I've written previously in this column that every college freshman has mental health needs. While your role as a parent is changing during this period, too, it isn't ending. There are crucial steps you should take to help ensure the transition to college is a healthy one for your student.
There is an enormous amount of upheaval students face at this moment of their lives. They are transitioning from childhood to adulthood, and often from family and home community to a college campus. This brings an almost unending amount of changes to the daily reality of teens, from responsibilities for self-care, to navigating nearly unfettered access to drugs and alcohol, to balancing a desire for independence with new stress levels. For most students, all of this is happening on campuses with no structured adult mentorship, where they are surrounded by peers struggling with the same challenges. That's a heavy load, even for responsible, high-achieving students.
Here are key steps you can take to help prepare your student for the challenges ahead:

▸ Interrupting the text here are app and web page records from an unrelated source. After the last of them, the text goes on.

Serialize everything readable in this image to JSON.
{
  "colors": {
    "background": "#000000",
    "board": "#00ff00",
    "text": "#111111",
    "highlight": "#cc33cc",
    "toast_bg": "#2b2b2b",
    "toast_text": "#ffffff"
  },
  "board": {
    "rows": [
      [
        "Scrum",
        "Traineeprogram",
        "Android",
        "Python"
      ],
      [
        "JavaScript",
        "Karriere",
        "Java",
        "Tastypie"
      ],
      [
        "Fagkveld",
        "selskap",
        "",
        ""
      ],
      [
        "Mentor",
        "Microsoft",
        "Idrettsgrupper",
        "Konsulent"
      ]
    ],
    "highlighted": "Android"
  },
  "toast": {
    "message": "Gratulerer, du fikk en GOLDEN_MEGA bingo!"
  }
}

For more information about making the college transition a healthy process, check out the Jed Foundation's Set To Go website. There, parents, students, and educators will find excellent resources to further prepare for the transition to come.